Data provided ::

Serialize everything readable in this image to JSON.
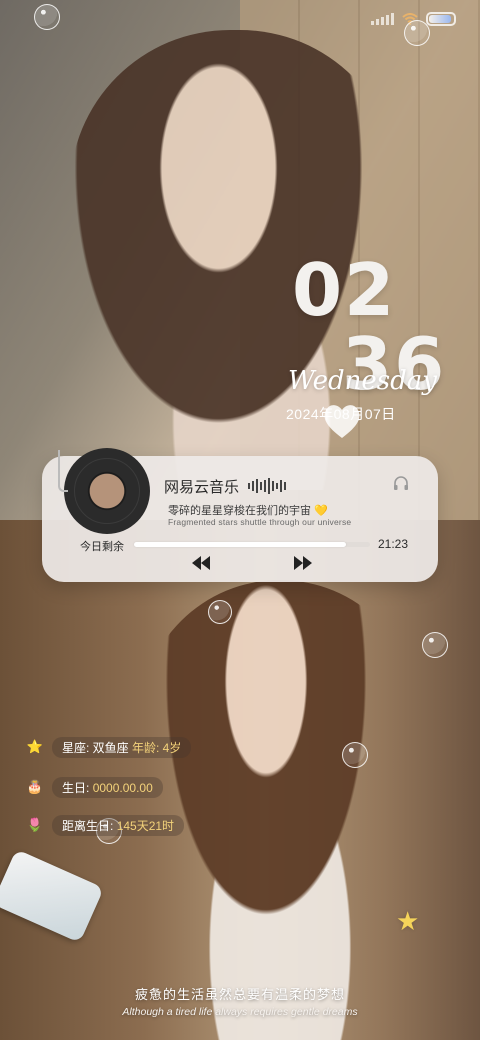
{
  "clock": {
    "hour": "02",
    "minute": "36",
    "weekday": "Wednesday",
    "date": "2024年08月07日"
  },
  "player": {
    "app_name": "网易云音乐",
    "lyric_cn": "零碎的星星穿梭在我们的宇宙 💛",
    "lyric_en": "Fragmented stars shuttle through our universe",
    "remain_label": "今日剩余",
    "remain_time": "21:23",
    "progress": 0.9
  },
  "info": {
    "zodiac": "星座: 双鱼座",
    "age": "年龄: 4岁",
    "birthday_label": "生日:",
    "birthday_value": "0000.00.00",
    "countdown_label": "距离生日:",
    "countdown_value": "145天21时"
  },
  "tagline": {
    "cn": "疲惫的生活虽然总要有温柔的梦想",
    "en": "Although a tired life always requires gentle dreams"
  },
  "colors": {
    "accent_gold": "#f3d27a",
    "card_bg": "#eeeae7"
  },
  "icons": [
    "signal-icon",
    "wifi-icon",
    "battery-icon",
    "vinyl-record-icon",
    "equalizer-icon",
    "headphones-icon",
    "previous-icon",
    "next-icon",
    "star-icon",
    "cake-icon",
    "flower-icon"
  ]
}
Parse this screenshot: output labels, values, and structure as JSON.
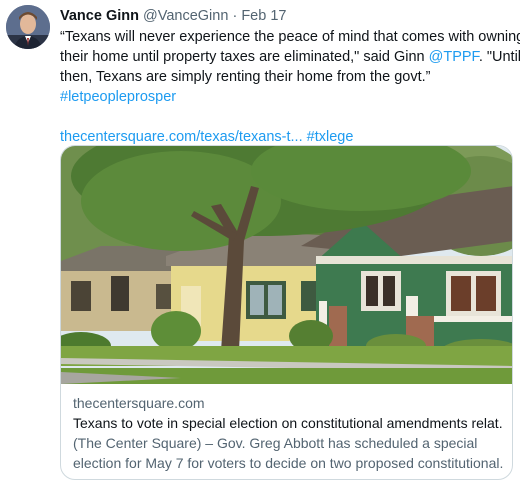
{
  "author": {
    "name": "Vance Ginn",
    "handle": "@VanceGinn",
    "separator": "·",
    "date": "Feb 17"
  },
  "tweet": {
    "line1": "“Texans will never experience the peace of mind that comes with owning",
    "line2_pre": "their home until property taxes are eliminated,\" said Ginn ",
    "mention": "@TPPF",
    "line2_post": ". \"Until",
    "line3": "then, Texans are simply renting their home from the govt.”",
    "hashtag1": "#letpeopleprosper",
    "url": "thecentersquare.com/texas/texans-t...",
    "hashtag2": "#txlege"
  },
  "card": {
    "domain": "thecentersquare.com",
    "title": "Texans to vote in special election on constitutional amendments relat...",
    "desc_line1": "(The Center Square) – Gov. Greg Abbott has scheduled a special",
    "desc_line2": "election for May 7 for voters to decide on two proposed constitutional..."
  },
  "colors": {
    "link": "#1d9bf0",
    "secondary_text": "#536471",
    "border": "#cfd9de"
  }
}
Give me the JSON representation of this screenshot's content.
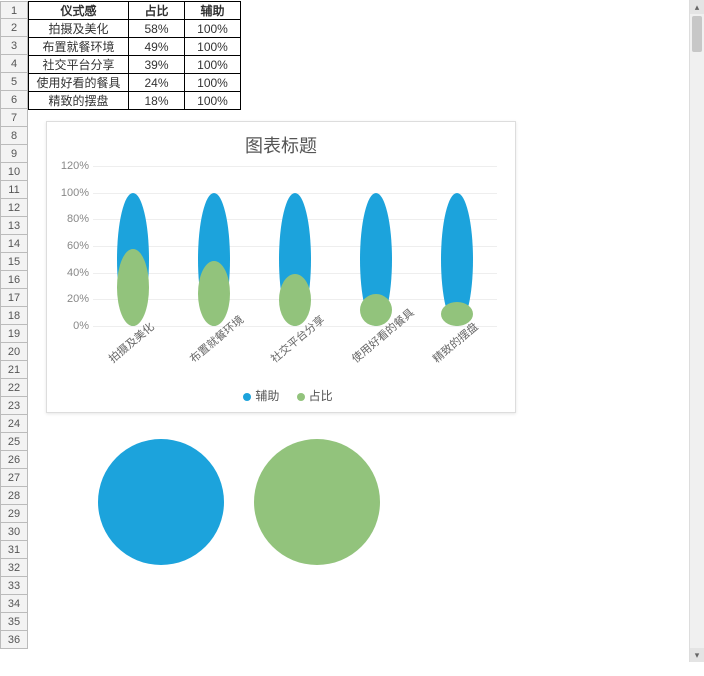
{
  "table": {
    "headers": [
      "仪式感",
      "占比",
      "辅助"
    ],
    "rows": [
      {
        "cat": "拍摄及美化",
        "pct": "58%",
        "aux": "100%"
      },
      {
        "cat": "布置就餐环境",
        "pct": "49%",
        "aux": "100%"
      },
      {
        "cat": "社交平台分享",
        "pct": "39%",
        "aux": "100%"
      },
      {
        "cat": "使用好看的餐具",
        "pct": "24%",
        "aux": "100%"
      },
      {
        "cat": "精致的摆盘",
        "pct": "18%",
        "aux": "100%"
      }
    ]
  },
  "row_numbers": [
    "1",
    "2",
    "3",
    "4",
    "5",
    "6",
    "7",
    "8",
    "9",
    "10",
    "11",
    "12",
    "13",
    "14",
    "15",
    "16",
    "17",
    "18",
    "19",
    "20",
    "21",
    "22",
    "23",
    "24",
    "25",
    "26",
    "27",
    "28",
    "29",
    "30",
    "31",
    "32",
    "33",
    "34",
    "35",
    "36"
  ],
  "chart_data": {
    "type": "bar",
    "title": "图表标题",
    "categories": [
      "拍摄及美化",
      "布置就餐环境",
      "社交平台分享",
      "使用好看的餐具",
      "精致的摆盘"
    ],
    "series": [
      {
        "name": "辅助",
        "values": [
          100,
          100,
          100,
          100,
          100
        ],
        "color": "#1ca3dc"
      },
      {
        "name": "占比",
        "values": [
          58,
          49,
          39,
          24,
          18
        ],
        "color": "#92c37c"
      }
    ],
    "y_ticks": [
      0,
      20,
      40,
      60,
      80,
      100,
      120
    ],
    "ylim": [
      0,
      120
    ],
    "xlabel": "",
    "ylabel": "",
    "legend_position": "bottom"
  },
  "shapes": {
    "circle1_color": "#1ca3dc",
    "circle2_color": "#92c37c"
  },
  "scrollbar": {
    "up": "▴",
    "down": "▾"
  }
}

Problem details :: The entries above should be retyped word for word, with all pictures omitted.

Output ::
Serialize everything readable in this image to JSON.
{
  "clock": {
    "hour": "02",
    "minute": "36",
    "weekday": "Wednesday",
    "date": "2024年08月07日"
  },
  "player": {
    "app_name": "网易云音乐",
    "lyric_cn": "零碎的星星穿梭在我们的宇宙 💛",
    "lyric_en": "Fragmented stars shuttle through our universe",
    "remain_label": "今日剩余",
    "remain_time": "21:23",
    "progress": 0.9
  },
  "info": {
    "zodiac": "星座: 双鱼座",
    "age": "年龄: 4岁",
    "birthday_label": "生日:",
    "birthday_value": "0000.00.00",
    "countdown_label": "距离生日:",
    "countdown_value": "145天21时"
  },
  "tagline": {
    "cn": "疲惫的生活虽然总要有温柔的梦想",
    "en": "Although a tired life always requires gentle dreams"
  },
  "colors": {
    "accent_gold": "#f3d27a",
    "card_bg": "#eeeae7"
  },
  "icons": [
    "signal-icon",
    "wifi-icon",
    "battery-icon",
    "vinyl-record-icon",
    "equalizer-icon",
    "headphones-icon",
    "previous-icon",
    "next-icon",
    "star-icon",
    "cake-icon",
    "flower-icon"
  ]
}
Parse this screenshot: output labels, values, and structure as JSON.
{
  "author": {
    "name": "Vance Ginn",
    "handle": "@VanceGinn",
    "separator": "·",
    "date": "Feb 17"
  },
  "tweet": {
    "line1": "“Texans will never experience the peace of mind that comes with owning",
    "line2_pre": "their home until property taxes are eliminated,\" said Ginn ",
    "mention": "@TPPF",
    "line2_post": ". \"Until",
    "line3": "then, Texans are simply renting their home from the govt.”",
    "hashtag1": "#letpeopleprosper",
    "url": "thecentersquare.com/texas/texans-t...",
    "hashtag2": "#txlege"
  },
  "card": {
    "domain": "thecentersquare.com",
    "title": "Texans to vote in special election on constitutional amendments relat...",
    "desc_line1": "(The Center Square) – Gov. Greg Abbott has scheduled a special",
    "desc_line2": "election for May 7 for voters to decide on two proposed constitutional..."
  },
  "colors": {
    "link": "#1d9bf0",
    "secondary_text": "#536471",
    "border": "#cfd9de"
  }
}
Give me the JSON representation of this screenshot's content.
{
  "table": {
    "headers": [
      "仪式感",
      "占比",
      "辅助"
    ],
    "rows": [
      {
        "cat": "拍摄及美化",
        "pct": "58%",
        "aux": "100%"
      },
      {
        "cat": "布置就餐环境",
        "pct": "49%",
        "aux": "100%"
      },
      {
        "cat": "社交平台分享",
        "pct": "39%",
        "aux": "100%"
      },
      {
        "cat": "使用好看的餐具",
        "pct": "24%",
        "aux": "100%"
      },
      {
        "cat": "精致的摆盘",
        "pct": "18%",
        "aux": "100%"
      }
    ]
  },
  "row_numbers": [
    "1",
    "2",
    "3",
    "4",
    "5",
    "6",
    "7",
    "8",
    "9",
    "10",
    "11",
    "12",
    "13",
    "14",
    "15",
    "16",
    "17",
    "18",
    "19",
    "20",
    "21",
    "22",
    "23",
    "24",
    "25",
    "26",
    "27",
    "28",
    "29",
    "30",
    "31",
    "32",
    "33",
    "34",
    "35",
    "36"
  ],
  "chart_data": {
    "type": "bar",
    "title": "图表标题",
    "categories": [
      "拍摄及美化",
      "布置就餐环境",
      "社交平台分享",
      "使用好看的餐具",
      "精致的摆盘"
    ],
    "series": [
      {
        "name": "辅助",
        "values": [
          100,
          100,
          100,
          100,
          100
        ],
        "color": "#1ca3dc"
      },
      {
        "name": "占比",
        "values": [
          58,
          49,
          39,
          24,
          18
        ],
        "color": "#92c37c"
      }
    ],
    "y_ticks": [
      0,
      20,
      40,
      60,
      80,
      100,
      120
    ],
    "ylim": [
      0,
      120
    ],
    "xlabel": "",
    "ylabel": "",
    "legend_position": "bottom"
  },
  "shapes": {
    "circle1_color": "#1ca3dc",
    "circle2_color": "#92c37c"
  },
  "scrollbar": {
    "up": "▴",
    "down": "▾"
  }
}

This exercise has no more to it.